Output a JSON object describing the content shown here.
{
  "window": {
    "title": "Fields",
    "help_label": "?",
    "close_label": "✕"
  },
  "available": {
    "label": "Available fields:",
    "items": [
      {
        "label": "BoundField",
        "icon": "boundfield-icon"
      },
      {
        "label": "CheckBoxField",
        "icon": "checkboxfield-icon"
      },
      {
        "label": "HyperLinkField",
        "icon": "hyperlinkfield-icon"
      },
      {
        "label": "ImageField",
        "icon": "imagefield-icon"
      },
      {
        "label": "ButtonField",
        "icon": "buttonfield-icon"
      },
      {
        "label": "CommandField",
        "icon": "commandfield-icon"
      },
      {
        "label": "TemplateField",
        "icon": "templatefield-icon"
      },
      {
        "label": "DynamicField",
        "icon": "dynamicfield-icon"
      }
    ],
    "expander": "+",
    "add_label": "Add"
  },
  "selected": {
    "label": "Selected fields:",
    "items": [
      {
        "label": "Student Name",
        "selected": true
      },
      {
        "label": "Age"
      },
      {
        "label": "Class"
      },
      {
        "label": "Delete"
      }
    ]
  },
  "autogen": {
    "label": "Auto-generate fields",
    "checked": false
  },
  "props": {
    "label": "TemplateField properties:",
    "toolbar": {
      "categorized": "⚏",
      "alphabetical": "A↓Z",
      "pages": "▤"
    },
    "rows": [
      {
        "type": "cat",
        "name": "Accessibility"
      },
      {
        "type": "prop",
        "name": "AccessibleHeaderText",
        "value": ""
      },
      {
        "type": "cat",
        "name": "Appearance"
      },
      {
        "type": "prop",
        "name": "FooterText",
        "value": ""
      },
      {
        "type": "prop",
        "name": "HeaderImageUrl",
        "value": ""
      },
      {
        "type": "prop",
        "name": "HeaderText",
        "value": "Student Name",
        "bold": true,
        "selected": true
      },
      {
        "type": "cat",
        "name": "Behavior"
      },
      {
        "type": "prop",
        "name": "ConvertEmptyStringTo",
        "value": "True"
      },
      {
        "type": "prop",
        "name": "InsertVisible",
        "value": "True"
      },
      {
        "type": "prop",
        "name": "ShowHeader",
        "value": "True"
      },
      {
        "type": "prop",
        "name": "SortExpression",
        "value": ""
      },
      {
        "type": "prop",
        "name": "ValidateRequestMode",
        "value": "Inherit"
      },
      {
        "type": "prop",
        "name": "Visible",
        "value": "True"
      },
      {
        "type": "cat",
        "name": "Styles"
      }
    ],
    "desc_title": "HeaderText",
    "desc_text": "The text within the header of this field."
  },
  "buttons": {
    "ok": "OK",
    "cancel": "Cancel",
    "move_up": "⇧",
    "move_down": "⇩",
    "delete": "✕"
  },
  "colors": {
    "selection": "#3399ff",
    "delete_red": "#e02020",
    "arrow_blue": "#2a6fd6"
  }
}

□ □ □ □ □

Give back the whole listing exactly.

Output a JSON object describing the content shown here.
{
  "window": {
    "title": "Fields",
    "help_label": "?",
    "close_label": "✕"
  },
  "available": {
    "label": "Available fields:",
    "items": [
      {
        "label": "BoundField",
        "icon": "boundfield-icon"
      },
      {
        "label": "CheckBoxField",
        "icon": "checkboxfield-icon"
      },
      {
        "label": "HyperLinkField",
        "icon": "hyperlinkfield-icon"
      },
      {
        "label": "ImageField",
        "icon": "imagefield-icon"
      },
      {
        "label": "ButtonField",
        "icon": "buttonfield-icon"
      },
      {
        "label": "CommandField",
        "icon": "commandfield-icon"
      },
      {
        "label": "TemplateField",
        "icon": "templatefield-icon"
      },
      {
        "label": "DynamicField",
        "icon": "dynamicfield-icon"
      }
    ],
    "expander": "+",
    "add_label": "Add"
  },
  "selected": {
    "label": "Selected fields:",
    "items": [
      {
        "label": "Student Name",
        "selected": true
      },
      {
        "label": "Age"
      },
      {
        "label": "Class"
      },
      {
        "label": "Delete"
      }
    ]
  },
  "autogen": {
    "label": "Auto-generate fields",
    "checked": false
  },
  "props": {
    "label": "TemplateField properties:",
    "toolbar": {
      "categorized": "⚏",
      "alphabetical": "A↓Z",
      "pages": "▤"
    },
    "rows": [
      {
        "type": "cat",
        "name": "Accessibility"
      },
      {
        "type": "prop",
        "name": "AccessibleHeaderText",
        "value": ""
      },
      {
        "type": "cat",
        "name": "Appearance"
      },
      {
        "type": "prop",
        "name": "FooterText",
        "value": ""
      },
      {
        "type": "prop",
        "name": "HeaderImageUrl",
        "value": ""
      },
      {
        "type": "prop",
        "name": "HeaderText",
        "value": "Student Name",
        "bold": true,
        "selected": true
      },
      {
        "type": "cat",
        "name": "Behavior"
      },
      {
        "type": "prop",
        "name": "ConvertEmptyStringTo",
        "value": "True"
      },
      {
        "type": "prop",
        "name": "InsertVisible",
        "value": "True"
      },
      {
        "type": "prop",
        "name": "ShowHeader",
        "value": "True"
      },
      {
        "type": "prop",
        "name": "SortExpression",
        "value": ""
      },
      {
        "type": "prop",
        "name": "ValidateRequestMode",
        "value": "Inherit"
      },
      {
        "type": "prop",
        "name": "Visible",
        "value": "True"
      },
      {
        "type": "cat",
        "name": "Styles"
      }
    ],
    "desc_title": "HeaderText",
    "desc_text": "The text within the header of this field."
  },
  "buttons": {
    "ok": "OK",
    "cancel": "Cancel",
    "move_up": "⇧",
    "move_down": "⇩",
    "delete": "✕"
  },
  "colors": {
    "selection": "#3399ff",
    "delete_red": "#e02020",
    "arrow_blue": "#2a6fd6"
  }
}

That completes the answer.